In the cultivation of amaryllis (Hippeastrum) every year about 350 m3/ha of rinsing water is released during the regeneration (flushing) of the substrate during crop interchange. This rinsing water contains on average 75 kg N/ha/year and is therewith higher than current emission standards for nitrogen. Three solution approaches were studied to decrease the emitted amount of nitrogen: 1. Prevention/decrease emission of rinsing water; 2. Reuse of rinsing water during cultivation; 3. Decrease nitrogen in rinsing water. Most important bottlenecks are protection against bulb scale mite, the low uptake of sodium by the crop and the low tolerance towards sodium in the nutrient solution. By endless reuse of the substrate and zero liquid discharge during cultivation, the only discharge of sodium is via the rinsing water after the cultivation cycle. Replacement of substrate is expensive and not sustainable. Capture of rinsing water and reuse during cultivation after selective removal of sodium can only be feasible at the middle long term if installations for selective removal of sodium are optimized and cheaper. Cascading of rinsing water only decreases the amount of water discharged, not the amount of nitrogen (load). Rinsing during cultivation increases the risks for plant health. Redesign of the cultivation system with a smaller substrate volume and bulb singulation (every bulb in a separate root compartment, pot) can be a solution for the longer term.

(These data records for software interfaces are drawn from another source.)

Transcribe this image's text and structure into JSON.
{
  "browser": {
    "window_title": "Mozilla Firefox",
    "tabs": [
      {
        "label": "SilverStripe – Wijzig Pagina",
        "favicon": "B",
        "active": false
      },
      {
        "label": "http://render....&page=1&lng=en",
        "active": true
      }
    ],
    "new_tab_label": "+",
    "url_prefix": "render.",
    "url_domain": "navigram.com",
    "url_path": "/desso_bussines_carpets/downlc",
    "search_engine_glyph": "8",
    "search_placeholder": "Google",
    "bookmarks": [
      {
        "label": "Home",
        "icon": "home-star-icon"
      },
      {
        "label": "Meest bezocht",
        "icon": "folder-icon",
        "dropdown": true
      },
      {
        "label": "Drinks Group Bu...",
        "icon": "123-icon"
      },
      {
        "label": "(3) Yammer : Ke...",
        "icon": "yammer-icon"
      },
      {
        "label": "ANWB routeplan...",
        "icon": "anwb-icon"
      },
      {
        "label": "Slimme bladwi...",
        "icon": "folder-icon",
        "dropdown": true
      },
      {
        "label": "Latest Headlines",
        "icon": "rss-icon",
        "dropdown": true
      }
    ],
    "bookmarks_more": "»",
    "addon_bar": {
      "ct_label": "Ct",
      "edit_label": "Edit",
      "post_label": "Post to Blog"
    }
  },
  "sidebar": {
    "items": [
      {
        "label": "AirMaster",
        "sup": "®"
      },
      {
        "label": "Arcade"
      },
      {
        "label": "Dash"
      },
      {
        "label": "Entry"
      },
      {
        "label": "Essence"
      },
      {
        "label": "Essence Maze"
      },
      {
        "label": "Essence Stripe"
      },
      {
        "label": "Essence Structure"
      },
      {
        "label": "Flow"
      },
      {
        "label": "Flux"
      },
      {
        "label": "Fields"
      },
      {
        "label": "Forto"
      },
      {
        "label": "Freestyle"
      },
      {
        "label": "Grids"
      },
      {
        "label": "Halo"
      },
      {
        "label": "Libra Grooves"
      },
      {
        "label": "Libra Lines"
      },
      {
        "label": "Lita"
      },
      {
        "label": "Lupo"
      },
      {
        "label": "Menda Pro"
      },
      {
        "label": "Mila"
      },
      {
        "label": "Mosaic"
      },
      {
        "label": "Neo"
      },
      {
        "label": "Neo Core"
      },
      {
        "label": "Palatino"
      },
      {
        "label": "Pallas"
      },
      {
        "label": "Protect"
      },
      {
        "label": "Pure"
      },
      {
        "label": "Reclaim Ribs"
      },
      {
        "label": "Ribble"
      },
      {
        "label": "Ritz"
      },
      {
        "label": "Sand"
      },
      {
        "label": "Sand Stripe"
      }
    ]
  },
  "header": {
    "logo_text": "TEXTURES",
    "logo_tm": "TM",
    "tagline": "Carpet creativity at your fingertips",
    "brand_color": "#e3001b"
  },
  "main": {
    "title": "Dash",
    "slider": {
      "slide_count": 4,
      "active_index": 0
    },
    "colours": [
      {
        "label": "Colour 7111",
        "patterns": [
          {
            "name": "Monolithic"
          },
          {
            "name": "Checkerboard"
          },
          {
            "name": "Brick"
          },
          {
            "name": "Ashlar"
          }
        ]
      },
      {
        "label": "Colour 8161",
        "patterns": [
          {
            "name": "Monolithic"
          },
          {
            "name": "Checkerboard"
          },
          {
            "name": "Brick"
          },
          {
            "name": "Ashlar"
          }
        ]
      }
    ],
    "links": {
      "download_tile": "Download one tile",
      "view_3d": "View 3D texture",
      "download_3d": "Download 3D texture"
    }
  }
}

|Report / Stichting Wageningen Research, Wageningen Plant Research, Business unit Glastuinbouw